Meanwhile, in the developed world, the presence of so many top-down rules and norms greatly inhibited entrepreneurial activity. Scientists and innovators were often told by governments what research lines to pursue and were guided mostly toward projects that would make money (e.g., market-driven product development) or were “sure bets” (e.g., fundamental research), leaving more risky or innovative research areas largely untapped. Well-off countries and monopolistic companies with big research and development budgets still made significant advances, but the IP behind their breakthroughs remained locked behind strict national or corporate protection. Russia and India imposed stringent domestic standards for supervising and certifying encryption-related products and their suppliers — a category that in reality meant all IT innovations. The U.S. and EU struck back with retaliatory national standards, throwing a wrench in the development and diffusion of technology globally.
Especially in the developing world, acting in one’s national self-interest often meant seeking practical alliances that fit with those interests — whether it was gaining access to needed resources or banding together in order to achieve economic growth. In South America and Africa, regional and sub-regional alliances became more structured. Kenya doubled its trade with southern and eastern Africa, as new partnerships grew within the continent. China’s investment in Africa expanded as the bargain of new jobs and infrastructure in exchange for access to key minerals or food exports proved agreeable to many governments. Cross-border ties proliferated in the form of official security aid. While the deployment of foreign security teams was welcomed in some of the most dire failed states, one-size-fits-all solutions yielded few positive results.
By 2025, people seemed to be growing weary of so much top-down control and letting leaders and authorities make choices for them.
Wherever national interests clashed with individual interests, there was conflict. Sporadic pushback became increasingly organized and coordinated, as disaffected youth and people who had seen their status and opportunities slip away — largely in developing countries — incited civil unrest. In 2026, protestors in Nigeria brought down the government, fed up with the entrenched cronyism and corruption. Even those who liked the greater stability and predictability of this world began to grow uncomfortable and constrained by so many tight rules and by the strictness of national boundaries. The feeling lingered that sooner or later, something would inevitably upset the neat order that the world’s governments had worked so hard to establish.”
Here are our key take-aways from the “Lock Step” scenario, including a comparison to the coronavirus (COVID-19) event:
Your move WEFFIE Crenshaw.
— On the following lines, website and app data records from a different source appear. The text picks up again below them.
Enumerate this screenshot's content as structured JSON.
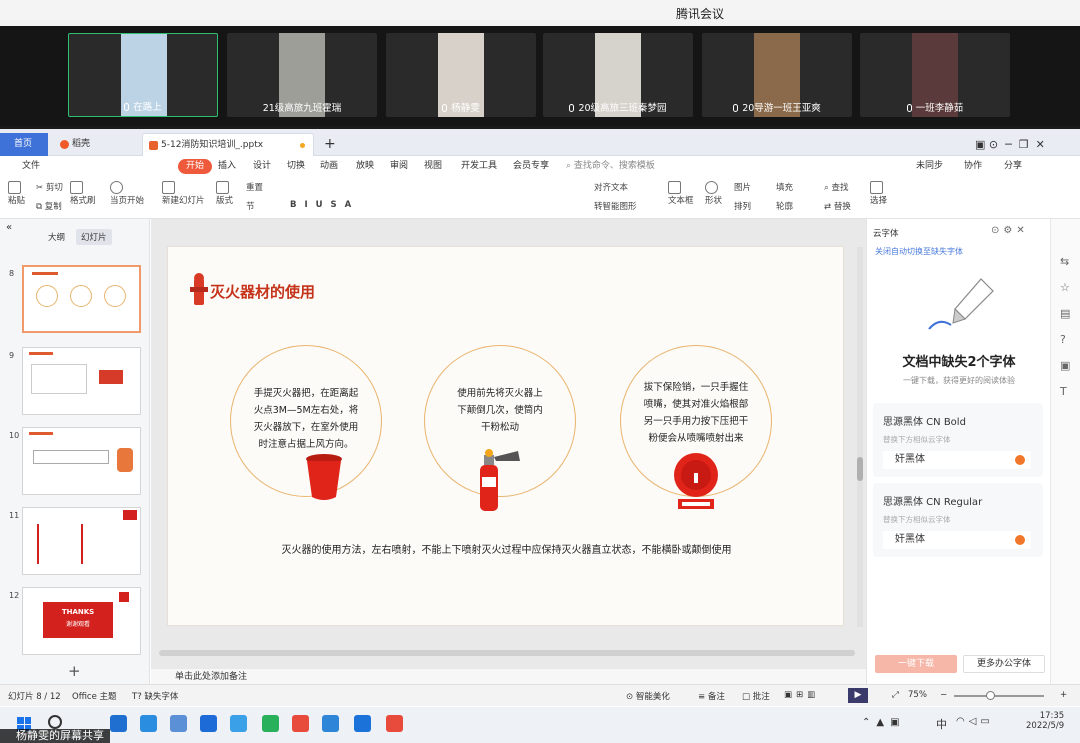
{
  "app_title": "腾讯会议",
  "participants": [
    {
      "name": "在路上",
      "bg": "#bcd3e6",
      "mic": true
    },
    {
      "name": "21级高旅九班霍瑞",
      "bg": "#9e9e98",
      "mic": false
    },
    {
      "name": "杨静雯",
      "bg": "#d8d1c9",
      "mic": true
    },
    {
      "name": "20级高旅三班秦梦园",
      "bg": "#d6d2cc",
      "mic": true
    },
    {
      "name": "20导游一班王亚爽",
      "bg": "#8a6a4a",
      "mic": true
    },
    {
      "name": "一班李静茹",
      "bg": "#5a3a3a",
      "mic": true
    }
  ],
  "tabs": {
    "home": "首页",
    "daoke": "稻壳",
    "doc": "5-12消防知识培训_.pptx"
  },
  "menu": [
    "文件",
    "开始",
    "插入",
    "设计",
    "切换",
    "动画",
    "放映",
    "审阅",
    "视图",
    "开发工具",
    "会员专享"
  ],
  "menu_search": "查找命令、搜索模板",
  "menu_right": [
    "未同步",
    "协作",
    "分享"
  ],
  "toolbar": {
    "paste": "粘贴",
    "cut": "剪切",
    "copy": "复制",
    "format": "格式刷",
    "play": "当页开始",
    "new_slide": "新建幻灯片",
    "layout": "版式",
    "section": "节",
    "reset": "重置",
    "text_dir": "对齐文本",
    "smartart": "转智能图形",
    "textbox": "文本框",
    "shape": "形状",
    "arrange": "排列",
    "picture": "图片",
    "fill": "填充",
    "outline": "轮廓",
    "find": "查找",
    "replace": "替换",
    "select": "选择"
  },
  "left_panel": {
    "tab_outline": "大纲",
    "tab_slides": "幻灯片",
    "slide_numbers": [
      "8",
      "9",
      "10",
      "11",
      "12"
    ],
    "thanks": "THANKS",
    "thanks_sub": "谢谢观看",
    "add": "+"
  },
  "slide": {
    "title": "灭火器材的使用",
    "circle1": [
      "手提灭火器把，在距离起",
      "火点3M—5M左右处，将",
      "灭火器放下，在室外使用",
      "时注意占据上风方向。"
    ],
    "circle2": [
      "使用前先将灭火器上",
      "下颠倒几次，使筒内",
      "干粉松动"
    ],
    "circle3": [
      "拔下保险销，一只手握住",
      "喷嘴，使其对准火焰根部",
      "另一只手用力按下压把干",
      "粉便会从喷嘴喷射出来"
    ],
    "caption": "灭火器的使用方法，左右喷射，不能上下喷射灭火过程中应保持灭火器直立状态，不能横卧或颠倒使用"
  },
  "notes": "单击此处添加备注",
  "right_panel": {
    "header": "云字体",
    "link": "关闭自动切换至缺失字体",
    "headline": "文档中缺失2个字体",
    "sub": "一键下载，获得更好的阅读体验",
    "fonts": [
      {
        "name": "思源黑体 CN Bold",
        "hint": "替换下方相似云字体",
        "sub": "奸黑体"
      },
      {
        "name": "思源黑体 CN Regular",
        "hint": "替换下方相似云字体",
        "sub": "奸黑体"
      }
    ],
    "download": "一键下载",
    "more": "更多办公字体"
  },
  "status": {
    "slide": "幻灯片 8 / 12",
    "theme": "Office 主题",
    "missing": "缺失字体",
    "beautify": "智能美化",
    "notes": "备注",
    "comment": "批注",
    "zoom": "75%"
  },
  "taskbar": {
    "time": "17:35",
    "date": "2022/5/9",
    "lang": "中"
  },
  "share_label": "杨静雯的屏幕共享"
}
Your move, Rand Paul.
Your move, Ron Johnson.
Your move, Donald, or Ron Desantis, or CPAC, or Tulsi.
Thus concludes our Tucker Carlson Tonight episode.
You guys ever think that somebody on some island could right now make a phone call and start war with China today?
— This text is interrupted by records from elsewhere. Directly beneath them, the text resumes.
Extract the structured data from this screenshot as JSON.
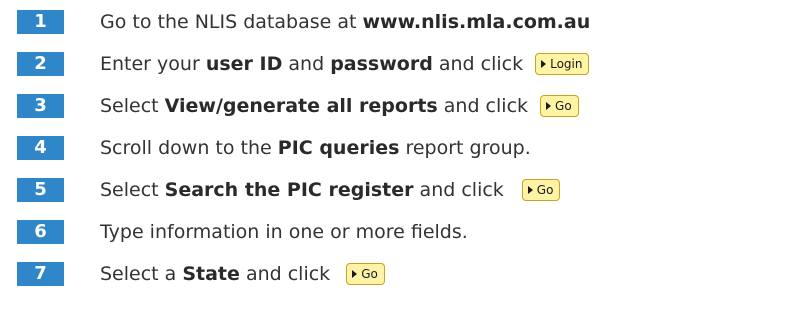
{
  "steps": [
    {
      "number": "1",
      "parts": [
        "Go to the NLIS database at ",
        "www.nlis.mla.com.au"
      ]
    },
    {
      "number": "2",
      "parts": [
        "Enter your ",
        "user ID",
        " and ",
        "password",
        " and click"
      ],
      "button": "Login"
    },
    {
      "number": "3",
      "parts": [
        "Select ",
        "View/generate all reports",
        " and click"
      ],
      "button": "Go"
    },
    {
      "number": "4",
      "parts": [
        "Scroll down to the ",
        "PIC queries",
        " report group."
      ]
    },
    {
      "number": "5",
      "parts": [
        "Select ",
        "Search the PIC register",
        " and click"
      ],
      "button": "Go"
    },
    {
      "number": "6",
      "parts": [
        "Type information in one or more fields."
      ]
    },
    {
      "number": "7",
      "parts": [
        "Select a ",
        "State",
        " and click"
      ],
      "button": "Go"
    }
  ],
  "colors": {
    "step_badge": "#2f86c8",
    "button_bg": "#fff4a6",
    "button_border": "#c9a321"
  },
  "icons": {
    "button": "play-triangle-icon"
  }
}
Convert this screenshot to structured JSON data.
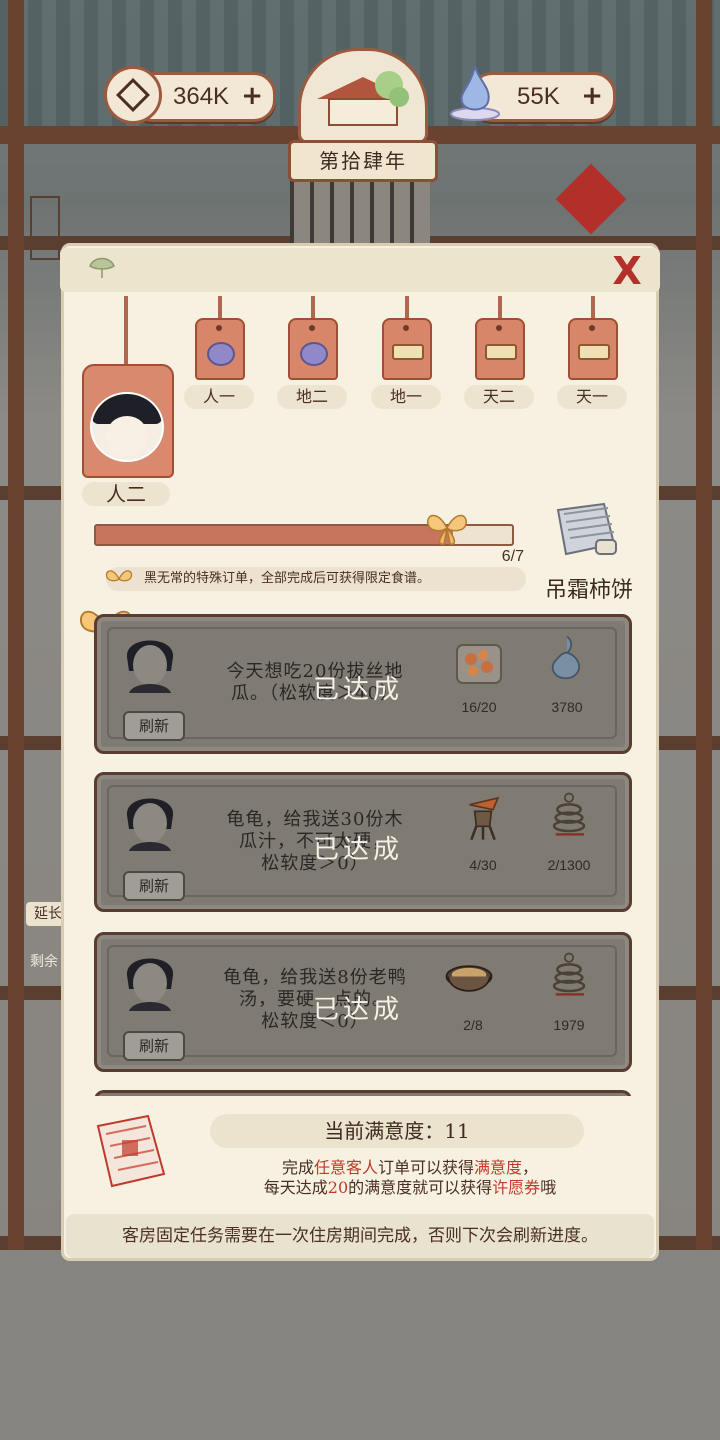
{
  "currency": {
    "coins": "364K",
    "spirit": "55K",
    "plus": "+"
  },
  "year": "第拾肆年",
  "close_label": "X",
  "guest_tags": [
    {
      "label": "人一",
      "icon": "purple-bun-icon"
    },
    {
      "label": "地二",
      "icon": "purple-bun-icon"
    },
    {
      "label": "地一",
      "icon": "ingot-plaque-icon"
    },
    {
      "label": "天二",
      "icon": "ingot-plaque-icon"
    },
    {
      "label": "天一",
      "icon": "ingot-plaque-icon"
    }
  ],
  "current_guest": {
    "label": "人二"
  },
  "progress": {
    "text": "6/7",
    "value": 6,
    "total": 7
  },
  "hint": "黑无常的特殊订单，全部完成后可获得限定食谱。",
  "reward": {
    "name": "吊霜柿饼"
  },
  "orders": [
    {
      "request_lines": [
        "今天想吃20份拔丝地",
        "瓜。（松软度＞40）"
      ],
      "status": "已达成",
      "refresh": "刷新",
      "dish_count": "16/20",
      "reward_value": "3780",
      "dish_icon": "sweet-potato-dish-icon",
      "reward_icon": "spirit-gourd-icon"
    },
    {
      "request_lines": [
        "龟龟，给我送30份木",
        "瓜汁，不可太硬，",
        "松软度＞0）"
      ],
      "status": "已达成",
      "refresh": "刷新",
      "dish_count": "4/30",
      "reward_value": "2/1300",
      "dish_icon": "papaya-juice-icon",
      "reward_icon": "coin-string-icon"
    },
    {
      "request_lines": [
        "龟龟，给我送8份老鸭",
        "汤，要硬一点的。",
        "松软度＜0）"
      ],
      "status": "已达成",
      "refresh": "刷新",
      "dish_count": "2/8",
      "reward_value": "1979",
      "dish_icon": "duck-soup-icon",
      "reward_icon": "coin-string-icon"
    }
  ],
  "satisfaction": {
    "title": "当前满意度：11",
    "line1_a": "完成",
    "line1_b": "任意客人",
    "line1_c": "订单可以获得",
    "line1_d": "满意度",
    "line1_e": "，",
    "line2_a": "每天达成",
    "line2_b": "20",
    "line2_c": "的满意度就可以获得",
    "line2_d": "许愿券",
    "line2_e": "哦"
  },
  "bottom_note": "客房固定任务需要在一次住房期间完成，否则下次会刷新进度。",
  "side_labels": {
    "extend": "延长",
    "remain": "剩余"
  },
  "colors": {
    "accent_red": "#c0392b",
    "card_bg": "#7f7a72",
    "panel_bg": "#f7f1e1"
  }
}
Operation Lockstep, the 2010 Rockefeller Philanthropath Plan to Subjugate the World